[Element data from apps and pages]

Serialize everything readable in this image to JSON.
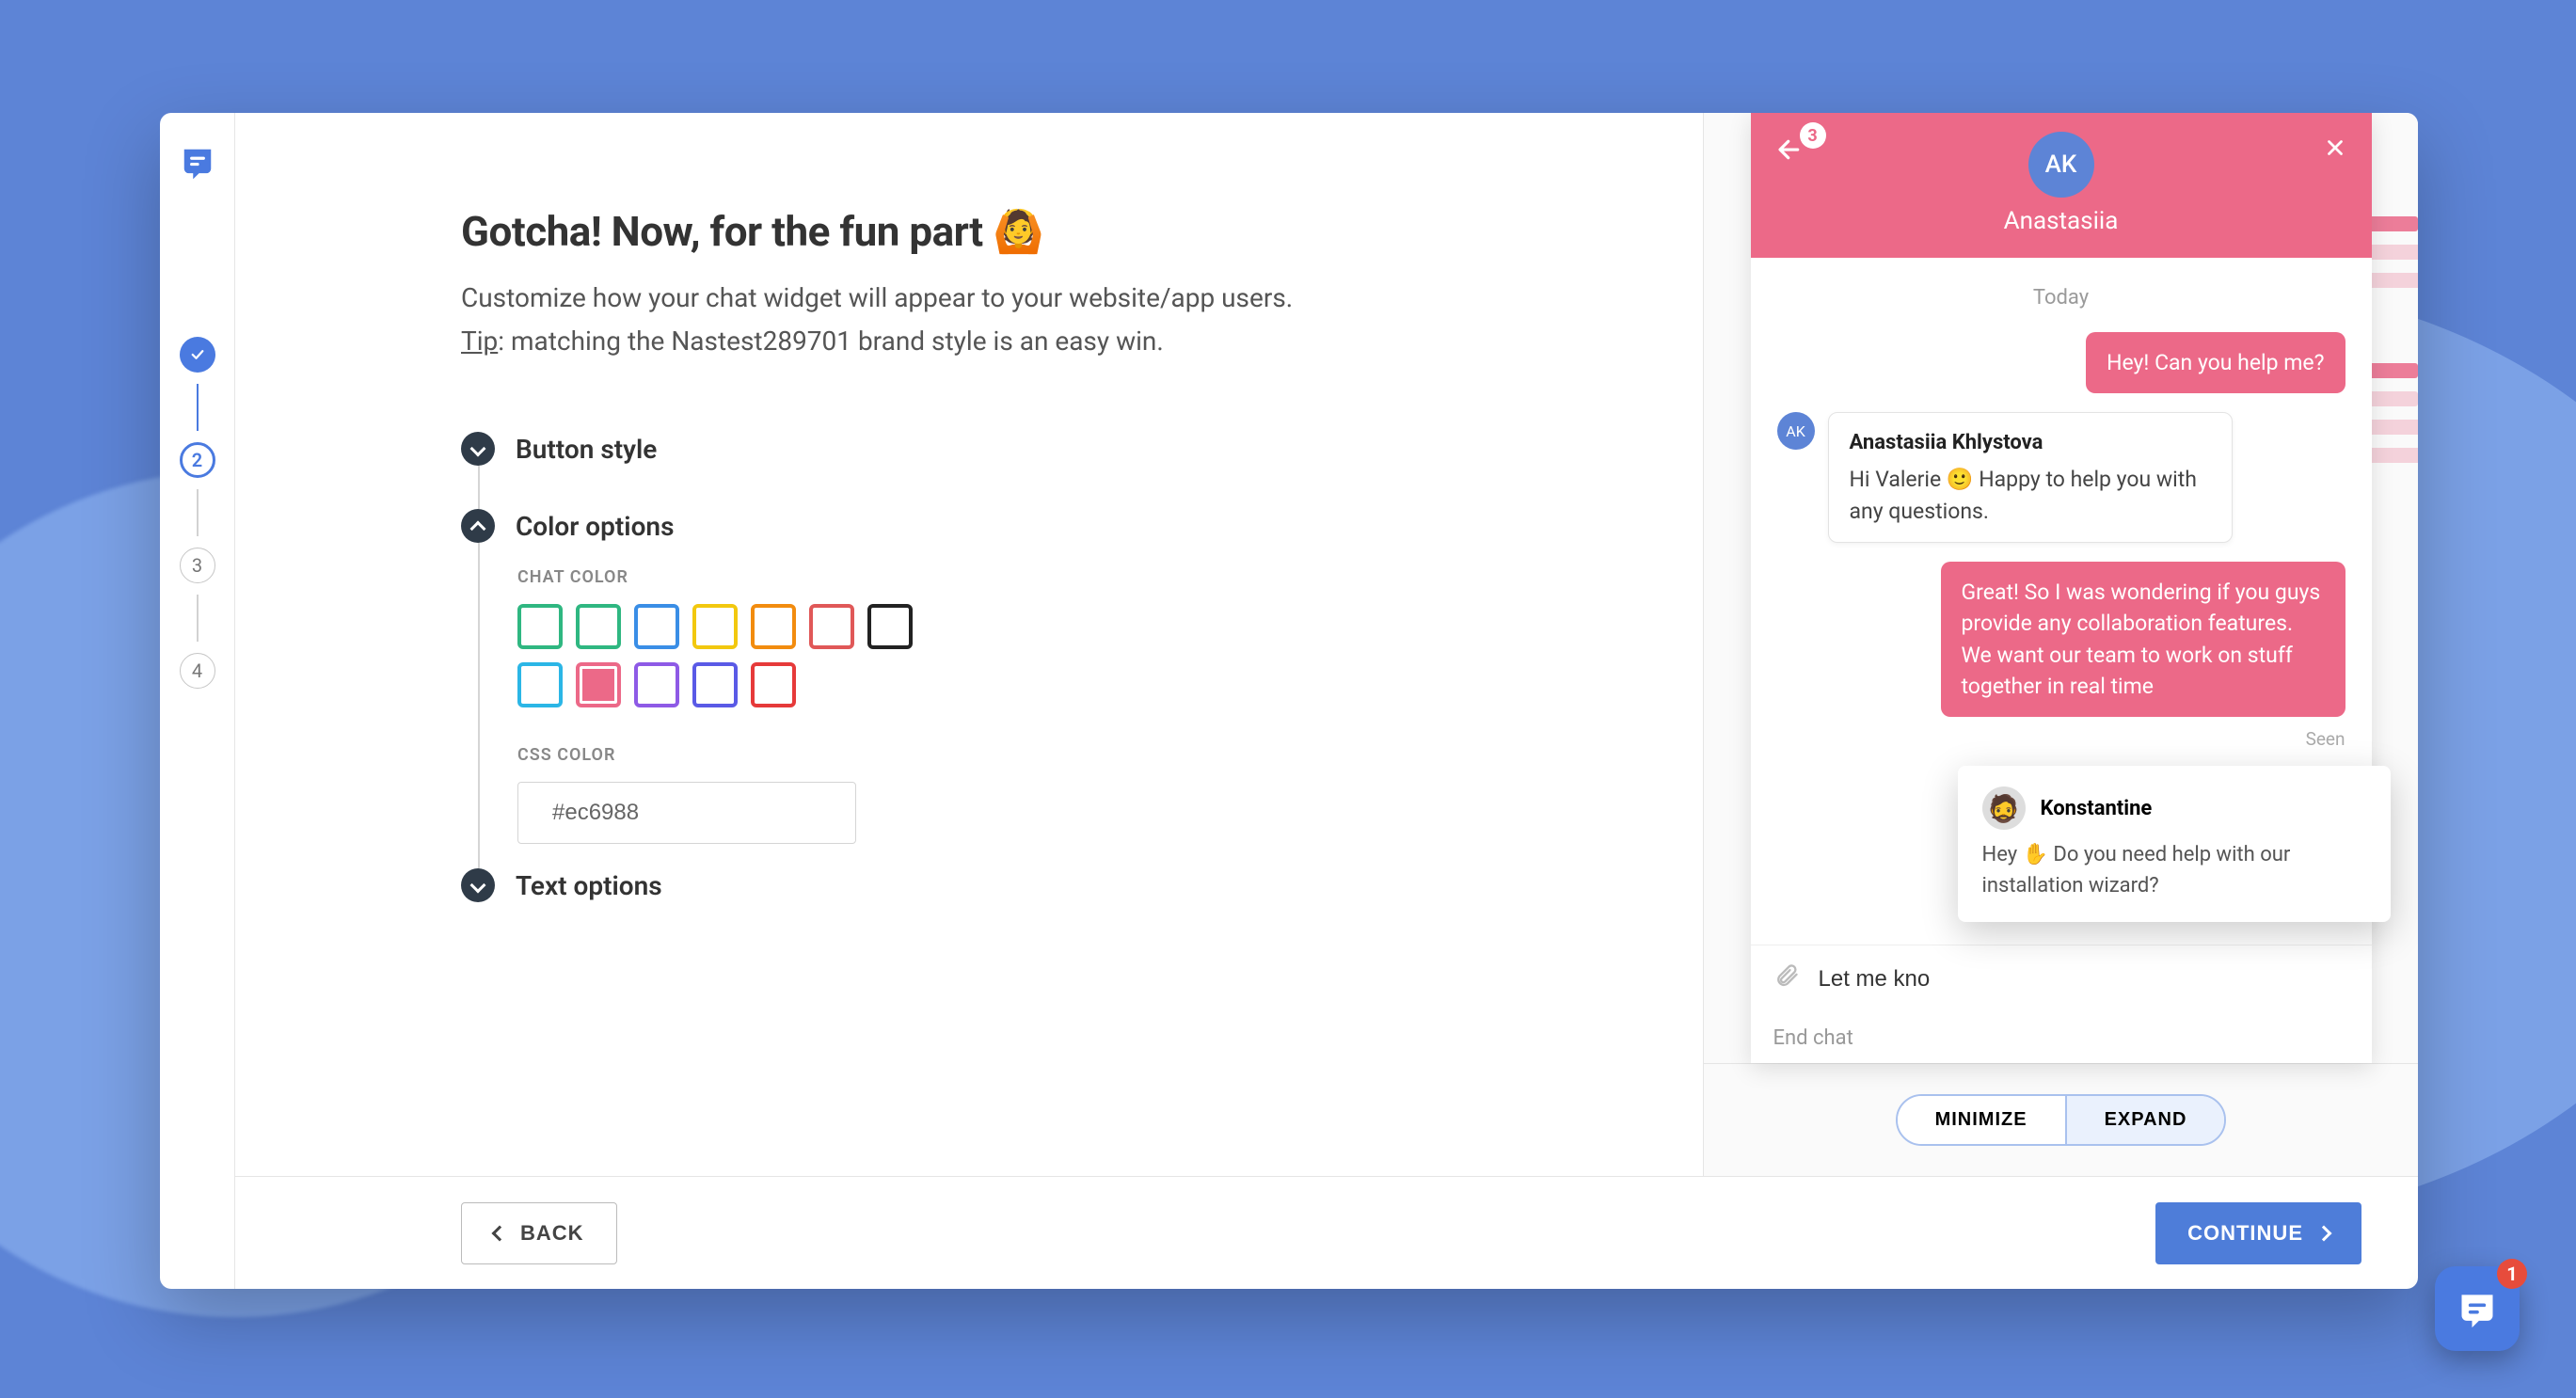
{
  "sidebar": {
    "steps": [
      "1",
      "2",
      "3",
      "4"
    ],
    "current": 2
  },
  "page": {
    "title": "Gotcha! Now, for the fun part 🙆",
    "subtitle": "Customize how your chat widget will appear to your website/app users.",
    "tip_label": "Tip",
    "tip_text": ": matching the Nastest289701 brand style is an easy win."
  },
  "sections": {
    "button_style": {
      "title": "Button style",
      "expanded": false
    },
    "color_options": {
      "title": "Color options",
      "expanded": true,
      "chat_color_label": "CHAT COLOR",
      "css_color_label": "CSS COLOR",
      "swatches": [
        {
          "color": "#2fb781",
          "filled": false
        },
        {
          "color": "#2fb781",
          "filled": false
        },
        {
          "color": "#3a8ee6",
          "filled": false
        },
        {
          "color": "#f2c80f",
          "filled": false
        },
        {
          "color": "#f28c0f",
          "filled": false
        },
        {
          "color": "#e05858",
          "filled": false
        },
        {
          "color": "#222222",
          "filled": false
        },
        {
          "color": "#2bb6e6",
          "filled": false
        },
        {
          "color": "#ec6988",
          "filled": true,
          "selected": true
        },
        {
          "color": "#8e5ae6",
          "filled": false
        },
        {
          "color": "#5a5ae6",
          "filled": false
        },
        {
          "color": "#e63a3a",
          "filled": false
        }
      ],
      "css_value": "#ec6988"
    },
    "text_options": {
      "title": "Text options",
      "expanded": false
    }
  },
  "footer": {
    "back": "BACK",
    "continue": "CONTINUE"
  },
  "preview": {
    "header": {
      "back_badge": "3",
      "avatar": "AK",
      "name": "Anastasiia"
    },
    "day": "Today",
    "messages": [
      {
        "side": "me",
        "text": "Hey! Can you help me?"
      },
      {
        "side": "them",
        "avatar": "AK",
        "author": "Anastasiia Khlystova",
        "text": "Hi Valerie 🙂 Happy to help you with any questions."
      },
      {
        "side": "me",
        "text": "Great! So I was wondering if you guys provide any collaboration features. We want our team to work on stuff together in real time"
      }
    ],
    "seen": "Seen",
    "input_value": "Let me kno",
    "end_chat": "End chat",
    "toast": {
      "name": "Konstantine",
      "text": "Hey ✋ Do you need help with our installation wizard?"
    },
    "controls": {
      "minimize": "MINIMIZE",
      "expand": "EXPAND"
    },
    "fab_badge": "1"
  },
  "colors": {
    "accent": "#ec6988",
    "primary": "#4a7ae0"
  }
}
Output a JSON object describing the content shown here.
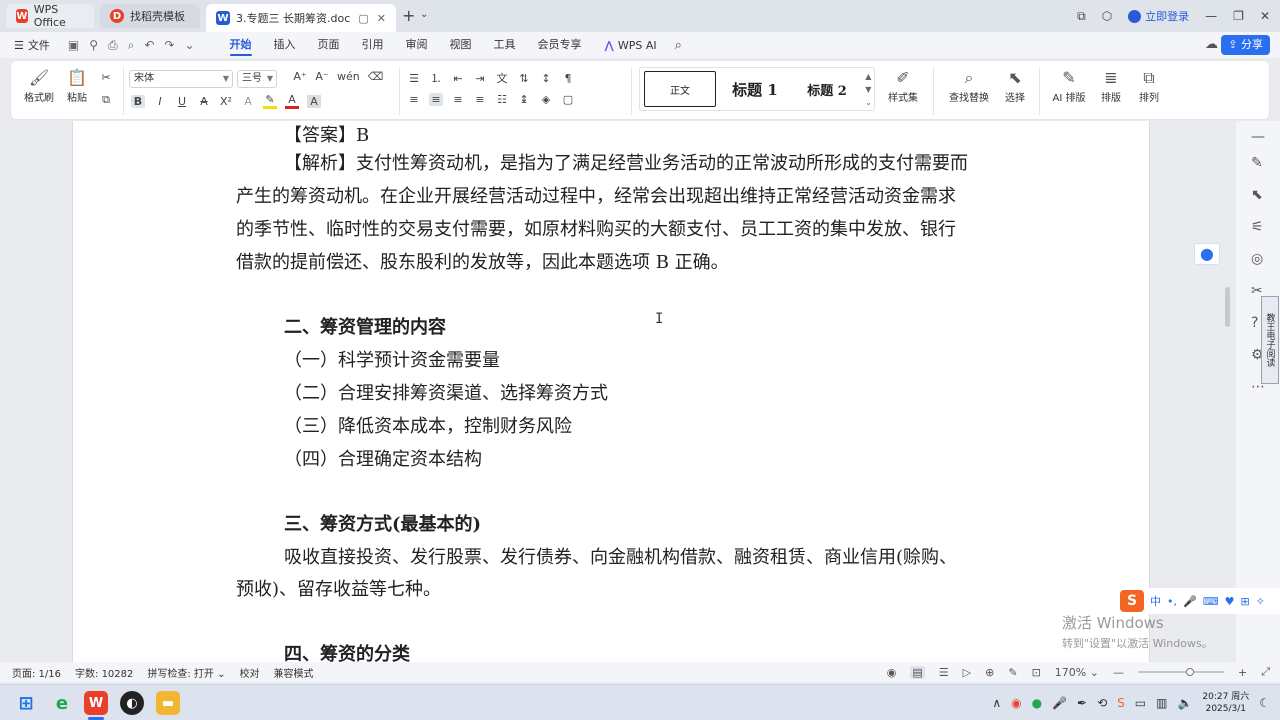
{
  "titlebar": {
    "tabs": [
      {
        "label": "WPS Office",
        "icon": "wps-logo-icon"
      },
      {
        "label": "找稻壳模板",
        "icon": "docer-icon"
      },
      {
        "label": "3.专题三 长期筹资.doc",
        "icon": "word-doc-icon"
      }
    ],
    "login_label": "立即登录"
  },
  "menubar": {
    "file_label": "文件",
    "items": [
      "开始",
      "插入",
      "页面",
      "引用",
      "审阅",
      "视图",
      "工具",
      "会员专享"
    ],
    "active": "开始",
    "ai_label": "WPS AI",
    "share_label": "分享"
  },
  "ribbon": {
    "format_painter": "格式刷",
    "paste": "粘贴",
    "font_name": "宋体",
    "font_size": "三号",
    "styles": {
      "normal": "正文",
      "h1": "标题 1",
      "h2": "标题 2"
    },
    "style_set": "样式集",
    "find_replace": "查找替换",
    "select": "选择",
    "ai_layout": "AI 排版",
    "layout": "排版",
    "arrange": "排列"
  },
  "document": {
    "lines": [
      {
        "text": "【答案】B",
        "indent": 1,
        "bold": false
      },
      {
        "text": "【解析】支付性筹资动机，是指为了满足经营业务活动的正常波动所形成的支付需要而",
        "indent": 1,
        "bold": false
      },
      {
        "text": "产生的筹资动机。在企业开展经营活动过程中，经常会出现超出维持正常经营活动资金需求",
        "indent": 0,
        "bold": false
      },
      {
        "text": "的季节性、临时性的交易支付需要，如原材料购买的大额支付、员工工资的集中发放、银行",
        "indent": 0,
        "bold": false
      },
      {
        "text": "借款的提前偿还、股东股利的发放等，因此本题选项 B 正确。",
        "indent": 0,
        "bold": false
      },
      {
        "text": "二、筹资管理的内容",
        "indent": 1,
        "bold": true
      },
      {
        "text": "（一）科学预计资金需要量",
        "indent": 1,
        "bold": false
      },
      {
        "text": "（二）合理安排筹资渠道、选择筹资方式",
        "indent": 1,
        "bold": false
      },
      {
        "text": "（三）降低资本成本，控制财务风险",
        "indent": 1,
        "bold": false
      },
      {
        "text": "（四）合理确定资本结构",
        "indent": 1,
        "bold": false
      },
      {
        "text": "三、筹资方式(最基本的)",
        "indent": 1,
        "bold": true
      },
      {
        "text": "吸收直接投资、发行股票、发行债券、向金融机构借款、融资租赁、商业信用(赊购、",
        "indent": 1,
        "bold": false
      },
      {
        "text": "预收)、留存收益等七种。",
        "indent": 0,
        "bold": false
      },
      {
        "text": "四、筹资的分类",
        "indent": 1,
        "bold": true
      }
    ]
  },
  "ime": {
    "vertical_label": "教王电子阅读",
    "mode": "中"
  },
  "watermark": {
    "title": "激活 Windows",
    "subtitle": "转到\"设置\"以激活 Windows。"
  },
  "statusbar": {
    "page": "页面: 1/16",
    "words": "字数: 10282",
    "spellcheck": "拼写检查: 打开",
    "proofread": "校对",
    "compat": "兼容模式",
    "zoom": "170%",
    "zoom_level": 0.6
  },
  "taskbar": {
    "time": "20:27 周六",
    "date": "2025/3/1"
  }
}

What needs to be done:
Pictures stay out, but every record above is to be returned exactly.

Your response:
Serialize everything readable in this image to JSON.
{
  "sidebar": {
    "steps": [
      "1",
      "2",
      "3",
      "4"
    ],
    "current": 2
  },
  "page": {
    "title": "Gotcha! Now, for the fun part 🙆",
    "subtitle": "Customize how your chat widget will appear to your website/app users.",
    "tip_label": "Tip",
    "tip_text": ": matching the Nastest289701 brand style is an easy win."
  },
  "sections": {
    "button_style": {
      "title": "Button style",
      "expanded": false
    },
    "color_options": {
      "title": "Color options",
      "expanded": true,
      "chat_color_label": "CHAT COLOR",
      "css_color_label": "CSS COLOR",
      "swatches": [
        {
          "color": "#2fb781",
          "filled": false
        },
        {
          "color": "#2fb781",
          "filled": false
        },
        {
          "color": "#3a8ee6",
          "filled": false
        },
        {
          "color": "#f2c80f",
          "filled": false
        },
        {
          "color": "#f28c0f",
          "filled": false
        },
        {
          "color": "#e05858",
          "filled": false
        },
        {
          "color": "#222222",
          "filled": false
        },
        {
          "color": "#2bb6e6",
          "filled": false
        },
        {
          "color": "#ec6988",
          "filled": true,
          "selected": true
        },
        {
          "color": "#8e5ae6",
          "filled": false
        },
        {
          "color": "#5a5ae6",
          "filled": false
        },
        {
          "color": "#e63a3a",
          "filled": false
        }
      ],
      "css_value": "#ec6988"
    },
    "text_options": {
      "title": "Text options",
      "expanded": false
    }
  },
  "footer": {
    "back": "BACK",
    "continue": "CONTINUE"
  },
  "preview": {
    "header": {
      "back_badge": "3",
      "avatar": "AK",
      "name": "Anastasiia"
    },
    "day": "Today",
    "messages": [
      {
        "side": "me",
        "text": "Hey! Can you help me?"
      },
      {
        "side": "them",
        "avatar": "AK",
        "author": "Anastasiia Khlystova",
        "text": "Hi Valerie 🙂 Happy to help you with any questions."
      },
      {
        "side": "me",
        "text": "Great! So I was wondering if you guys provide any collaboration features. We want our team to work on stuff together in real time"
      }
    ],
    "seen": "Seen",
    "input_value": "Let me kno",
    "end_chat": "End chat",
    "toast": {
      "name": "Konstantine",
      "text": "Hey ✋ Do you need help with our installation wizard?"
    },
    "controls": {
      "minimize": "MINIMIZE",
      "expand": "EXPAND"
    },
    "fab_badge": "1"
  },
  "colors": {
    "accent": "#ec6988",
    "primary": "#4a7ae0"
  }
}
Output a JSON object describing the content shown here.
{
  "titlebar": {
    "tabs": [
      {
        "label": "WPS Office",
        "icon": "wps-logo-icon"
      },
      {
        "label": "找稻壳模板",
        "icon": "docer-icon"
      },
      {
        "label": "3.专题三 长期筹资.doc",
        "icon": "word-doc-icon"
      }
    ],
    "login_label": "立即登录"
  },
  "menubar": {
    "file_label": "文件",
    "items": [
      "开始",
      "插入",
      "页面",
      "引用",
      "审阅",
      "视图",
      "工具",
      "会员专享"
    ],
    "active": "开始",
    "ai_label": "WPS AI",
    "share_label": "分享"
  },
  "ribbon": {
    "format_painter": "格式刷",
    "paste": "粘贴",
    "font_name": "宋体",
    "font_size": "三号",
    "styles": {
      "normal": "正文",
      "h1": "标题 1",
      "h2": "标题 2"
    },
    "style_set": "样式集",
    "find_replace": "查找替换",
    "select": "选择",
    "ai_layout": "AI 排版",
    "layout": "排版",
    "arrange": "排列"
  },
  "document": {
    "lines": [
      {
        "text": "【答案】B",
        "indent": 1,
        "bold": false
      },
      {
        "text": "【解析】支付性筹资动机，是指为了满足经营业务活动的正常波动所形成的支付需要而",
        "indent": 1,
        "bold": false
      },
      {
        "text": "产生的筹资动机。在企业开展经营活动过程中，经常会出现超出维持正常经营活动资金需求",
        "indent": 0,
        "bold": false
      },
      {
        "text": "的季节性、临时性的交易支付需要，如原材料购买的大额支付、员工工资的集中发放、银行",
        "indent": 0,
        "bold": false
      },
      {
        "text": "借款的提前偿还、股东股利的发放等，因此本题选项 B 正确。",
        "indent": 0,
        "bold": false
      },
      {
        "text": "二、筹资管理的内容",
        "indent": 1,
        "bold": true
      },
      {
        "text": "（一）科学预计资金需要量",
        "indent": 1,
        "bold": false
      },
      {
        "text": "（二）合理安排筹资渠道、选择筹资方式",
        "indent": 1,
        "bold": false
      },
      {
        "text": "（三）降低资本成本，控制财务风险",
        "indent": 1,
        "bold": false
      },
      {
        "text": "（四）合理确定资本结构",
        "indent": 1,
        "bold": false
      },
      {
        "text": "三、筹资方式(最基本的)",
        "indent": 1,
        "bold": true
      },
      {
        "text": "吸收直接投资、发行股票、发行债券、向金融机构借款、融资租赁、商业信用(赊购、",
        "indent": 1,
        "bold": false
      },
      {
        "text": "预收)、留存收益等七种。",
        "indent": 0,
        "bold": false
      },
      {
        "text": "四、筹资的分类",
        "indent": 1,
        "bold": true
      }
    ]
  },
  "ime": {
    "vertical_label": "教王电子阅读",
    "mode": "中"
  },
  "watermark": {
    "title": "激活 Windows",
    "subtitle": "转到\"设置\"以激活 Windows。"
  },
  "statusbar": {
    "page": "页面: 1/16",
    "words": "字数: 10282",
    "spellcheck": "拼写检查: 打开",
    "proofread": "校对",
    "compat": "兼容模式",
    "zoom": "170%",
    "zoom_level": 0.6
  },
  "taskbar": {
    "time": "20:27 周六",
    "date": "2025/3/1"
  }
}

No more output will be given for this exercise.